It was a fascinating experience to see the reactions of fresher eyes to a play whose ubiquity, arguably, does not necessarily correlate with its quality. For all its noble brutality and visceral poetry, it can be something of a hard ask in its later stages, no more so than in Act 4 Scene 3 which is the stuff of theatrical nightmares, yet it remains popular. And in Lloyd’s production with its Kensington Gore-splattered imagining of a near-future dystopian Scotland (the consequence of independence…?) and frequent bold strokes especially in Soutra Gilmour’s design which cleverly opens out, it clearly connected with its teenage audience from their frequent audible reactions.
But for me, much of it underwhelmed. My major problem was with the clarity of the verse-speaking, not with the Scots accent before I’m labelled a Sassenach, but in the establishment of a speaking style that replaced subtlety and rhythm with speed and volume. Throw in the gas masks of the weird sisters and I was left extremely glad that it was a text I was familiar with. The overall impression is one which evokes a spiralling inevitability to the end but so much is lost on the journey as the richness of Shakespeare’s words is plundered.
James McAvoy (returning to a role he has acted on television before) brings an undeniable energy to Macbeth himself but in most effective in the rare moments where the BPM is reduced to allow something profound to grow out of this interpretation. He lacks any chemistry with Claire Foy’s Lady Macbeth though, her delivery being one which really rankled with me, which undermines one of the strongest motors of the plot and as with many modernisations, the removal of nobility from the set-up – this Macbeth always feels like a fighting terrorist – somehow lessens its impact.

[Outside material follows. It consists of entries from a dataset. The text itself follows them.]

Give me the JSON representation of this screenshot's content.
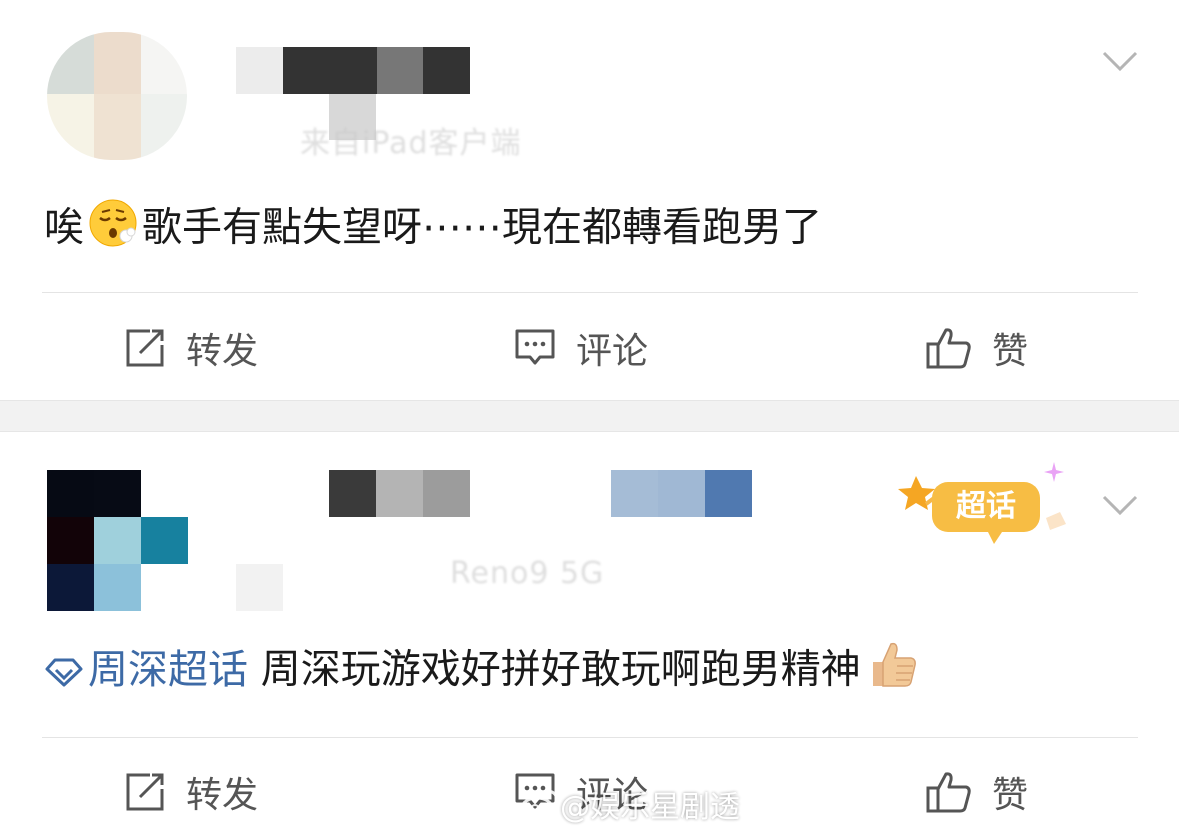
{
  "posts": [
    {
      "content_text": "唉😮‍💨歌手有點失望呀⋯⋯現在都轉看跑男了",
      "content_prefix": "唉",
      "content_suffix": "歌手有點失望呀⋯⋯現在都轉看跑男了",
      "meta_text": "来自iPad客户端",
      "actions": {
        "repost": "转发",
        "comment": "评论",
        "like": "赞"
      }
    },
    {
      "topic_label": "周深超话",
      "content_text": "周深玩游戏好拼好敢玩啊跑男精神",
      "meta_text": "Reno9 5G",
      "badge_label": "超话",
      "actions": {
        "repost": "转发",
        "comment": "评论",
        "like": "赞"
      }
    }
  ],
  "watermark": "@娱乐星剧透",
  "icons": {
    "chevron": "chevron-down-icon",
    "repost": "repost-icon",
    "comment": "comment-icon",
    "like": "thumbs-up-icon",
    "topic": "super-topic-diamond-icon",
    "weibo": "weibo-logo-icon"
  },
  "colors": {
    "topic_blue": "#3d6aa6",
    "action_gray": "#555555",
    "divider": "#f2f2f2",
    "badge_orange": "#f5a623"
  }
}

There’s good work from Forbes Masson as Banquo, Hugh Ross as Duncan and Allison Mackenzie’s Lady Macduff – I still remain unsure about Jamie Ballard’s Macduff but I think that’s as much to do with my own preconceptions about the character. And ultimately that’s what I was left thinking, about how much we carry expectation into productions of play that we’ve seen so many times. Whilst I’d rather they hadn’t laughed so much at the darker moments, it was pleasing to see theatre connect with a younger audience even as my jaded blogger’s pencil dismissed it as uninspired. It’s a good job I only have two more Macbeths (so far) in the calendar ahead…